The kids start school next week. The younger kids have been sleeping until 11 am, and soon I’ll be waking them up a full five hours earlier to catch a 7 am bus to middle school. What could possibly go wrong? Note to self: Maybe I should practice ahead of time.
Neale, who is going into sixth grade, can hardly wait. Really. She’s so excited, and it concerns/baffles/terrifies me. I think she views middle school as some sort of tween nirvana, where girl drama has faded and boys aren’t as stupid*. I don’t know whether to warn her or just be ready for when the dream falls apart and she collapses in grief.
*Yeah, boys ARE kind of stupid. Neale reports that the boys laugh every time the teacher says the number 69, although she said she understood I wouldn’t know what that meant because I’m old and all. I asked her what she thought the number 69 means. “Duh, Mom,” she said, rolling her eyes. “It means sex.” So we’re going with that.
I think I’ve explained to you numerous times about the horror of my sixth grade year. I had switched from the neighborhood parochial school to the uptown New Orleans all-girls school where everyone already knew to wear straight-legged jeans and corduroys with Lacoste shirts. I wore bell-bottoms. It was the ’70s, for hippies’ sake! On the daily, though, we wore plaid wraparound skirts and white blouses with monogrammed Peter Pan collars. We could choose what color socks we wore: forest green, canary yellow, navy blue, or white.
Nobody liked me. I’m not really exaggerating. Most of the girls had been going to school together since kindergarten, and already had divided into cliques. There were only 50 of us, after all. My best friend at school was Sr. Lorenz, the religion teacher, who made us write IALAC (I Am Lovable And Capable) at the top of a journal page every class.
Every day, I rode the horrible bus home and walked through the door crying. I HATED it.
One day, my homeroom teacher sent me to run an errand, and when class was dismissed, everyone started being super nice to me. A couple of girls even invited me to have lunch with them. I enjoyed this turn of events for a day or two, then summoned up the courage to ask one of the meaner girls why she was being so nice to me. “Mrs. H told us to,” she said. “Your mother called her and said you were crying all the time and Mrs. H said we should be nicer.” Okay, Mrs. H, if you’re reading this, which you’re probably not doing, that was the exact wrong way to handle the situation, and although I forgive you, I’m using your mistake as an example to teachers everywhere. Teachers: do not help sad students by tossing them in a pity pool where everyone can see them floundering about in fear and despair.
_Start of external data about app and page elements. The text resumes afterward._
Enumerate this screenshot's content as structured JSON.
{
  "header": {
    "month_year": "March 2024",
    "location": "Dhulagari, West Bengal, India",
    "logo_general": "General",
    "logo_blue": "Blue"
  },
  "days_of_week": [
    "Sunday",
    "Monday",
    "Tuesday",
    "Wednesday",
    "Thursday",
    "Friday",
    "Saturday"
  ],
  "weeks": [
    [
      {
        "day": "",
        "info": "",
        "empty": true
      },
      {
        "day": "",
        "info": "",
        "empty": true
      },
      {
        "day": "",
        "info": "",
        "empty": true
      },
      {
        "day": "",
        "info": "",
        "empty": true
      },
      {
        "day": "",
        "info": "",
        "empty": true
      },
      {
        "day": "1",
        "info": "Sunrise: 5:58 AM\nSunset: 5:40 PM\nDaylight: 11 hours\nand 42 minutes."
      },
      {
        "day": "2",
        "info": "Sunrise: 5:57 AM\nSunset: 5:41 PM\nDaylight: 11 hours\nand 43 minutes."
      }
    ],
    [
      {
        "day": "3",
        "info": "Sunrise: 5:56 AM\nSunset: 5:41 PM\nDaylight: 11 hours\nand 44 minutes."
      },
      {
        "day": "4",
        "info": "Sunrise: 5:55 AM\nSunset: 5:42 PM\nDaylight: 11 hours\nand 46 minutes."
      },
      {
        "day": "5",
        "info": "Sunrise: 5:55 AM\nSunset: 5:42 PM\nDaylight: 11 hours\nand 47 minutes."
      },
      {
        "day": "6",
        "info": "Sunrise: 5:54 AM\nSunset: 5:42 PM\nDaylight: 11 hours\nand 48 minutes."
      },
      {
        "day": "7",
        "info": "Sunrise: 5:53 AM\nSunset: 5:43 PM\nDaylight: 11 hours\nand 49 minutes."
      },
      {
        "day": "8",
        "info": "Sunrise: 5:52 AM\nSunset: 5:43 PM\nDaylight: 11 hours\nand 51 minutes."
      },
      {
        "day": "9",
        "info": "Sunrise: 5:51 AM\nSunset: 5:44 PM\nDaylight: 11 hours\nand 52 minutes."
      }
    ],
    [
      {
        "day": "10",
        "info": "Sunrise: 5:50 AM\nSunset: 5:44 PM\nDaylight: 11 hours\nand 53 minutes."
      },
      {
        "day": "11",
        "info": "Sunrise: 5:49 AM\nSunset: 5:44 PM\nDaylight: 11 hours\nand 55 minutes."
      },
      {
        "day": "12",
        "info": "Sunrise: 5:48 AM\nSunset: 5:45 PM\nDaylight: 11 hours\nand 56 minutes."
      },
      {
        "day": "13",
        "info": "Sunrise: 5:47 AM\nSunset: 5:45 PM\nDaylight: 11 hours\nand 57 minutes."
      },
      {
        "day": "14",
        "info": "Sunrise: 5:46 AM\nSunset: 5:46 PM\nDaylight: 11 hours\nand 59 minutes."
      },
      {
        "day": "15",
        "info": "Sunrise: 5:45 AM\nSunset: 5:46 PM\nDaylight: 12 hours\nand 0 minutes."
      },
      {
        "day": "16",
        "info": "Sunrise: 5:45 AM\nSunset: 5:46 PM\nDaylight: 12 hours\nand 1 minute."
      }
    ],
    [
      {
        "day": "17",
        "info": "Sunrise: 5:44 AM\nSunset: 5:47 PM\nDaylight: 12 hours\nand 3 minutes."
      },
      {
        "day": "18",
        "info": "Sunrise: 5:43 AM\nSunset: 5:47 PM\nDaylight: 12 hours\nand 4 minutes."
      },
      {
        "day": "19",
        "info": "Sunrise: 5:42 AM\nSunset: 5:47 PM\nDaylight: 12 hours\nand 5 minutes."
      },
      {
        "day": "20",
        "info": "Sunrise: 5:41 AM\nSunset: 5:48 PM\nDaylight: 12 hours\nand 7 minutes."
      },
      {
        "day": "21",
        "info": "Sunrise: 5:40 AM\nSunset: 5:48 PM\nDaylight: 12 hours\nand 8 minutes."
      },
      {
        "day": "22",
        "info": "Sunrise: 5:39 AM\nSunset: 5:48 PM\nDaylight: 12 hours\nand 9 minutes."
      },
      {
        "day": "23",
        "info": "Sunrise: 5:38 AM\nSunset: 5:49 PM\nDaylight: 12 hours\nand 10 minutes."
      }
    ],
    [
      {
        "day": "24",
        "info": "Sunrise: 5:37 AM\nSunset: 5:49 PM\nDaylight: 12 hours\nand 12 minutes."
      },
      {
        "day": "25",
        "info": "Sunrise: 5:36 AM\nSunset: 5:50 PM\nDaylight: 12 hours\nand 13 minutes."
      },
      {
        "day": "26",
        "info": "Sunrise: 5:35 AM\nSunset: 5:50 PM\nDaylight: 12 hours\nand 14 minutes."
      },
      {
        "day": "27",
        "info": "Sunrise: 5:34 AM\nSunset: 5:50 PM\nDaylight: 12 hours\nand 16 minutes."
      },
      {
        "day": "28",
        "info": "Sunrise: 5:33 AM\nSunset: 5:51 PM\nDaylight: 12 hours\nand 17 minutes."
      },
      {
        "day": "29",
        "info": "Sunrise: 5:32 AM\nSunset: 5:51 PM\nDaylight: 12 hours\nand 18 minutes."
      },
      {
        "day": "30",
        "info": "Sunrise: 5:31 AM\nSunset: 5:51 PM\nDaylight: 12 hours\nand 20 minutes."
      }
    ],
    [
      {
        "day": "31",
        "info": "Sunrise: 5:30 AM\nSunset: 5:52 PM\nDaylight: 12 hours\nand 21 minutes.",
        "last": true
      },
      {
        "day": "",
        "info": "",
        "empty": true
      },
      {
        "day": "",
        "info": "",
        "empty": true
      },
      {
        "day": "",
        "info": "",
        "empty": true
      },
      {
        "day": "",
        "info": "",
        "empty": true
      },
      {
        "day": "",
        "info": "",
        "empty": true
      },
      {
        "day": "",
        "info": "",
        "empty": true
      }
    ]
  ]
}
The best thing about sixth grade for me was that it eventually ended. By seventh grade, I wasn’t the only terrified 12-year-old, and a few of us bonded over our shared status as nerdy interlopers. You know, in hindsight, I guess it prepared me for now; I’m still kind of an interloper, a leftist hippie-ish unshaven woman wearing cutoffs and tanks in a wealthy conservative community filled with Lilly Pulitzer and BMWs. (Actually, I shave sometimes.) I don’t want my daughter to feel out of place, but here in this town, she’s a brown-skinned girl surrounded by blonds, and she’s an immigrant among Trump supporters. She’s only 11, but she gets it.
I hate this about us. I hate class warfare and elitism and racism. I hate tween girl drama and cliques, those inevitable coming-of-age junctures which thrust us forward into our grown-up selves. I don’t envy the girls who shunned me, nor do I resent the girls who have hammered away at the self-esteem of my own daughters. I feel sorry for them. They will grow up short on empathy and full of insecurity, obsessed with eye makeup and unable to appreciate the freedom of uncombed windswept hair.
Nearly two thousand years ago, Caesar Marcus Aurelius said, To refrain from imitation is the best revenge. Marcus Aurelius followed the philosophy rooted in Stoicism, which teaches the use of self-control and fortitude to overcome destructive emotions. I hope my daughter can live this way. I hope she endures middle school with a grace and dignity and self-assuredness I never had. I will try very hard not to call anyone to complain about children treating her badly, although I can’t make any promises. But I started this blog intending to write about the end of summer and instead have ranted about the worst year of my life, which is a pretty good indicator of what’s still stuck in my head. Marcus Aurelius, give me strength.